Your instructions: Output the data below exactly as it is, dropping the pictures from your copy.

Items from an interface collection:
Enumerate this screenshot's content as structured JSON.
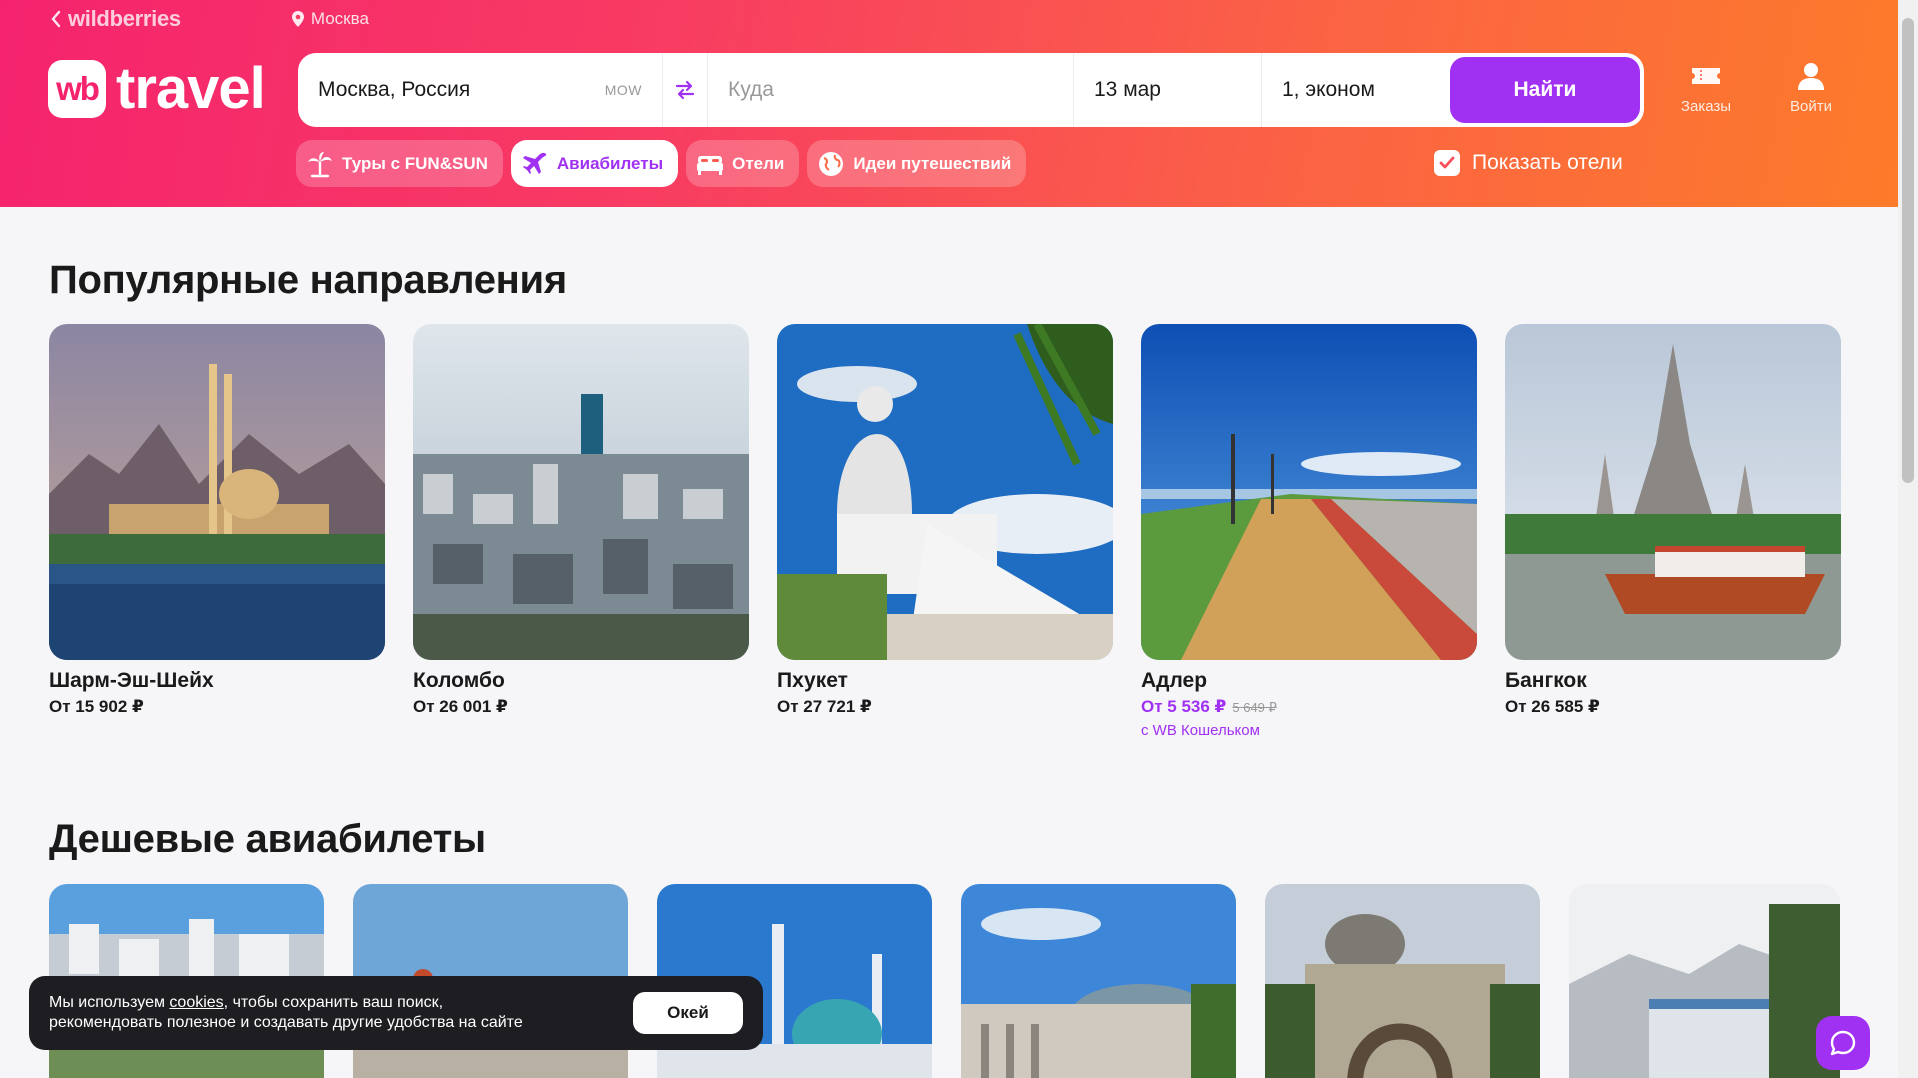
{
  "topbar": {
    "back_label": "wildberries",
    "location": "Москва"
  },
  "logo": {
    "badge": "wb",
    "text": "travel"
  },
  "search": {
    "from_value": "Москва, Россия",
    "from_code": "MOW",
    "to_placeholder": "Куда",
    "date_value": "13 мар",
    "passengers_value": "1, эконом",
    "find_label": "Найти"
  },
  "header_actions": {
    "orders_label": "Заказы",
    "login_label": "Войти"
  },
  "chips": [
    {
      "label": "Туры с FUN&SUN",
      "icon": "palm-icon"
    },
    {
      "label": "Авиабилеты",
      "icon": "plane-icon"
    },
    {
      "label": "Отели",
      "icon": "bed-icon"
    },
    {
      "label": "Идеи путешествий",
      "icon": "globe-icon"
    }
  ],
  "show_hotels_label": "Показать отели",
  "popular": {
    "title": "Популярные направления",
    "items": [
      {
        "name": "Шарм-Эш-Шейх",
        "price": "От 15 902 ₽"
      },
      {
        "name": "Коломбо",
        "price": "От 26 001 ₽"
      },
      {
        "name": "Пхукет",
        "price": "От 27 721 ₽"
      },
      {
        "name": "Адлер",
        "price": "От 5 536 ₽",
        "old_price": "5 649 ₽",
        "wallet_note": "с WB Кошельком"
      },
      {
        "name": "Бангкок",
        "price": "От 26 585 ₽"
      }
    ]
  },
  "cheap": {
    "title": "Дешевые авиабилеты"
  },
  "cookie": {
    "text_before": "Мы используем ",
    "link": "cookies",
    "text_after": ", чтобы сохранить ваш поиск,",
    "line2": "рекомендовать полезное и создавать другие удобства на сайте",
    "ok_label": "Окей"
  },
  "colors": {
    "accent": "#a131f2",
    "header_start": "#f5236e",
    "header_end": "#fd7b2a"
  }
}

Answer:
Enumerate this screenshot's content as structured JSON.
{
  "topbar": {
    "back_label": "wildberries",
    "location": "Москва"
  },
  "logo": {
    "badge": "wb",
    "text": "travel"
  },
  "search": {
    "from_value": "Москва, Россия",
    "from_code": "MOW",
    "to_placeholder": "Куда",
    "date_value": "13 мар",
    "passengers_value": "1, эконом",
    "find_label": "Найти"
  },
  "header_actions": {
    "orders_label": "Заказы",
    "login_label": "Войти"
  },
  "chips": [
    {
      "label": "Туры с FUN&SUN",
      "icon": "palm-icon"
    },
    {
      "label": "Авиабилеты",
      "icon": "plane-icon"
    },
    {
      "label": "Отели",
      "icon": "bed-icon"
    },
    {
      "label": "Идеи путешествий",
      "icon": "globe-icon"
    }
  ],
  "show_hotels_label": "Показать отели",
  "popular": {
    "title": "Популярные направления",
    "items": [
      {
        "name": "Шарм-Эш-Шейх",
        "price": "От 15 902 ₽"
      },
      {
        "name": "Коломбо",
        "price": "От 26 001 ₽"
      },
      {
        "name": "Пхукет",
        "price": "От 27 721 ₽"
      },
      {
        "name": "Адлер",
        "price": "От 5 536 ₽",
        "old_price": "5 649 ₽",
        "wallet_note": "с WB Кошельком"
      },
      {
        "name": "Бангкок",
        "price": "От 26 585 ₽"
      }
    ]
  },
  "cheap": {
    "title": "Дешевые авиабилеты"
  },
  "cookie": {
    "text_before": "Мы используем ",
    "link": "cookies",
    "text_after": ", чтобы сохранить ваш поиск,",
    "line2": "рекомендовать полезное и создавать другие удобства на сайте",
    "ok_label": "Окей"
  },
  "colors": {
    "accent": "#a131f2",
    "header_start": "#f5236e",
    "header_end": "#fd7b2a"
  }
}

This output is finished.